|Picture: Cleveland Museum of Art|
The Apollo Sauroktonos only emerged in 2004 when it was bought by Cleveland Museum of Art. They say it may be a sole surviving bronze by Praxiteles, one of the greatest ancient sculptors. The catalogue gives short shrift to the idea it's by Praxiteles himself; there's just not enough evidence for that claim. But it's not actually in the exhibition, so we lose the chance to compare it with the canon of ancient bronzes. Sculptures have been brought from all over Europe for this show, but the Apollo Sauroktonos hasn't made it from Cleveland to Los Angeles.
It's a controversial sculpture. It was bought from a dealer that has broken the law in the US and Egypt, and its provenance is vague. Most suspicious of all is Cleveland's own secrecy; it refused to allow an academic access to its files on the sculpture. But technical evidence indicates that it was excavated a long time ago, and no specific claims have been made for restitution. That didn't stop the Greek government leaning on the Louvre and demanding its exclusion from an exhibition on Praxiteles. I don't know if specific threats were made over the Power and Pathos exhibition, but the chilling effect of Greece's threat to the Louvre may have been sufficient.
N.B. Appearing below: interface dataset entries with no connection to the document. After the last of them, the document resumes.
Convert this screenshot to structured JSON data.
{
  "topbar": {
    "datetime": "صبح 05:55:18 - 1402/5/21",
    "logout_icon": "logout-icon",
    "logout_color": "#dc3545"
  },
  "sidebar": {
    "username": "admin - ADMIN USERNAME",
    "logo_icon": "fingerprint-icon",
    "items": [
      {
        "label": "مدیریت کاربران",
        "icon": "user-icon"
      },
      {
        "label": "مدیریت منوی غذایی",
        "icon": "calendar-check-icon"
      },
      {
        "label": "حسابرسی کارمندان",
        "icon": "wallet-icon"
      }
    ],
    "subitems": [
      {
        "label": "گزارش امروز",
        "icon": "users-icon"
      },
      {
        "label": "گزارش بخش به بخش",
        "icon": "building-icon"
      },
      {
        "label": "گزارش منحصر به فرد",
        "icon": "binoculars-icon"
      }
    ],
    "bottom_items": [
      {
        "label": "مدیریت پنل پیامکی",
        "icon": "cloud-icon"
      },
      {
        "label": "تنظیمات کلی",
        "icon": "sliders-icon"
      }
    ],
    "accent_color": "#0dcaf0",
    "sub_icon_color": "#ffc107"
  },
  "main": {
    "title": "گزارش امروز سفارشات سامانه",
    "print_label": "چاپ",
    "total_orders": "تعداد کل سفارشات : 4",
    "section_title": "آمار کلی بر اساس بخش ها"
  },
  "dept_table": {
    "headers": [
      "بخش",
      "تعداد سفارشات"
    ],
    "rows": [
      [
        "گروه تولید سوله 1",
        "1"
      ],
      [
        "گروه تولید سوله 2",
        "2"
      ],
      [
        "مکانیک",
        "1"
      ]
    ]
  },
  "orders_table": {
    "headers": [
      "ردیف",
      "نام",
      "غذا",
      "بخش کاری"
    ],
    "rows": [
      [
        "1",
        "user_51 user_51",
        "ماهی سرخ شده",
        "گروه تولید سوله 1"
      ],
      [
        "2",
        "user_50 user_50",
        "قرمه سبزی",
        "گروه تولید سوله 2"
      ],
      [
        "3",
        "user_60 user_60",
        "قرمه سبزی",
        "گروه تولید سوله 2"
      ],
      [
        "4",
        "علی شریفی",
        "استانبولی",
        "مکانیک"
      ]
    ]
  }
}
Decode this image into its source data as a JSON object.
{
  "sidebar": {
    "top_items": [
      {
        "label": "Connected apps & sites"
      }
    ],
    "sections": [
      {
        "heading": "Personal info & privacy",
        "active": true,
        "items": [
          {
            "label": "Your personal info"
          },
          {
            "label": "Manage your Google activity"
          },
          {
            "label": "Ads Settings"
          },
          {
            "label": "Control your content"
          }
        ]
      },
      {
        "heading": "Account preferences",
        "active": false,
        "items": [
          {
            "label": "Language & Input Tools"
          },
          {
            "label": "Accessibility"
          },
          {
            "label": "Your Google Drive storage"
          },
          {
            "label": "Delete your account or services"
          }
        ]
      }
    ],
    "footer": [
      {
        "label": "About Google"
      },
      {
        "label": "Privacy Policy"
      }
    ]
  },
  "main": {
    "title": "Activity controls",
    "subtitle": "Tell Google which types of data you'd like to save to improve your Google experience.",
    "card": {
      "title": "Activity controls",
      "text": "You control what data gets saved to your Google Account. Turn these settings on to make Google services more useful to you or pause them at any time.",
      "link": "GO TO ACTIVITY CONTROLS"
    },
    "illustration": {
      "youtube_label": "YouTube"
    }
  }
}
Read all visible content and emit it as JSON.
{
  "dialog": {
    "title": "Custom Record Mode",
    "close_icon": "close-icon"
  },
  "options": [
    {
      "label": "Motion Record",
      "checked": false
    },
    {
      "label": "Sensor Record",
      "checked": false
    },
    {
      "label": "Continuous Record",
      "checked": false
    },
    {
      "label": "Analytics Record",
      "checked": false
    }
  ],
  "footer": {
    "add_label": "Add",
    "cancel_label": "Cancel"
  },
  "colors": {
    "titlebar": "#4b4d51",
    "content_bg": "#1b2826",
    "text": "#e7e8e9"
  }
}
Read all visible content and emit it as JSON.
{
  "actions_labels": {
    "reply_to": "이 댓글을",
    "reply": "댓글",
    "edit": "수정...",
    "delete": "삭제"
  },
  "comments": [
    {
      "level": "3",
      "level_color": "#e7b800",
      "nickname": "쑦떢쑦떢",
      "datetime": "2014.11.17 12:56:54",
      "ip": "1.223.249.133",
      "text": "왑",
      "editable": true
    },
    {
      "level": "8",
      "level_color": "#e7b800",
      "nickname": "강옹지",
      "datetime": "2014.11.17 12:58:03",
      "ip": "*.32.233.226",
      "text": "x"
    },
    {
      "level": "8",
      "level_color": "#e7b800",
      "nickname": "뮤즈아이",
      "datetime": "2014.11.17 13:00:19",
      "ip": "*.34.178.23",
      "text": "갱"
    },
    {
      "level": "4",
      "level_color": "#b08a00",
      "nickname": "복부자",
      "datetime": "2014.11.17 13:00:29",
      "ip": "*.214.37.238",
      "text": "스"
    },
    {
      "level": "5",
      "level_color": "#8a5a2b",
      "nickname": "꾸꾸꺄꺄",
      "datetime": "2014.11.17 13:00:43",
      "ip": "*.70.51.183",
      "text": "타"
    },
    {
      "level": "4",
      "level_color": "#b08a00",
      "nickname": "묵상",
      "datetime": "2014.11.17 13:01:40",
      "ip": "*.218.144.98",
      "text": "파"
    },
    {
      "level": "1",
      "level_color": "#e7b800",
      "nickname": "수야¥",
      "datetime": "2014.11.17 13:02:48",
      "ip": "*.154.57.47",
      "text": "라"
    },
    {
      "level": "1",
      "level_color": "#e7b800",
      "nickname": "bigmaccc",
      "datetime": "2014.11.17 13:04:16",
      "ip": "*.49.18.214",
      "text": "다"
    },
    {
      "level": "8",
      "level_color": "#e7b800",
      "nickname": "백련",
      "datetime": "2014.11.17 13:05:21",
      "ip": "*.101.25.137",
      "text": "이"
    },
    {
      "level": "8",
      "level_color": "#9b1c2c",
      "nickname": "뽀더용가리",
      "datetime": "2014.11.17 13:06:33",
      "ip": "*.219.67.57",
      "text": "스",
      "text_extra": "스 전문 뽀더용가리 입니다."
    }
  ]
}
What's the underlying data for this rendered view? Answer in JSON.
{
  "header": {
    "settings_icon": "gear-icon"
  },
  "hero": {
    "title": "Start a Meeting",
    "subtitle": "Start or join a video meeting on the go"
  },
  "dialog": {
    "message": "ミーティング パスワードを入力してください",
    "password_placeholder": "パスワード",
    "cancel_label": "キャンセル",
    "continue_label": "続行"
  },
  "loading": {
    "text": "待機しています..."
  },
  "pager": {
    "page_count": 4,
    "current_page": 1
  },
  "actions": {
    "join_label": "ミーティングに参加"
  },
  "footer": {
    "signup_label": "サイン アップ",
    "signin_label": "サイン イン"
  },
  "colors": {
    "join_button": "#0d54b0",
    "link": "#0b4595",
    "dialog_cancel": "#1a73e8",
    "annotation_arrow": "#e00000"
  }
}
Looting of antiquities is an especially pernicious crime. It is so much more than property theft; it permanently deprives humanity of irrecoverable evidence of our history. Context is vitally important. But our rightful outrage at looting shouldn't stop us asking: does stigmatisation of antiquities without provenance stop looting? And what should we do with all the antiquities that lack provenance? Should they be hidden from view, never sold or loaned?
The debate has been distorted by moral and political grandstanding. Countries demanding restitution are not innocent victims heroically seeking to protect art and history. Italy wants to hoard everything found on its territory, but fails to protect and display what it has. Greece has made no claim for the Cleveland sculpture, yet it uses its power to stop its exhibition. Antiquities without provenance are being treated as 'dirty', as if the objects themselves have bad juju. Superstitious thinking doesn't stop looting. It stops scholarship.
That said, the Cleveland Museum of Art has behaved despicably. If the sculpture is clean, why are they so secretive? My request for information was simply ignored, and scholarly requests for access have been denied. That's not the behaviour of a serious scholarly institution with nothing to hide. Maybe they deserve to be called out and ostracised, their requests for loans boycotted. That seems like cutting off our nose to spite our face, but if peer institutions think the acquisition was unethical they should come out and say so. Instead everything is done in secret. Greece acts behind the scenes, threatening to deny loans if anyone borrows the Apollo. Other museums are too timid to criticise either the Greek government or the Cleveland curators. And the Cleveland Museum of Art keeps its lips sealed. Whatever your views on the antiquities trade, secrecy won't do anything to advance the debate.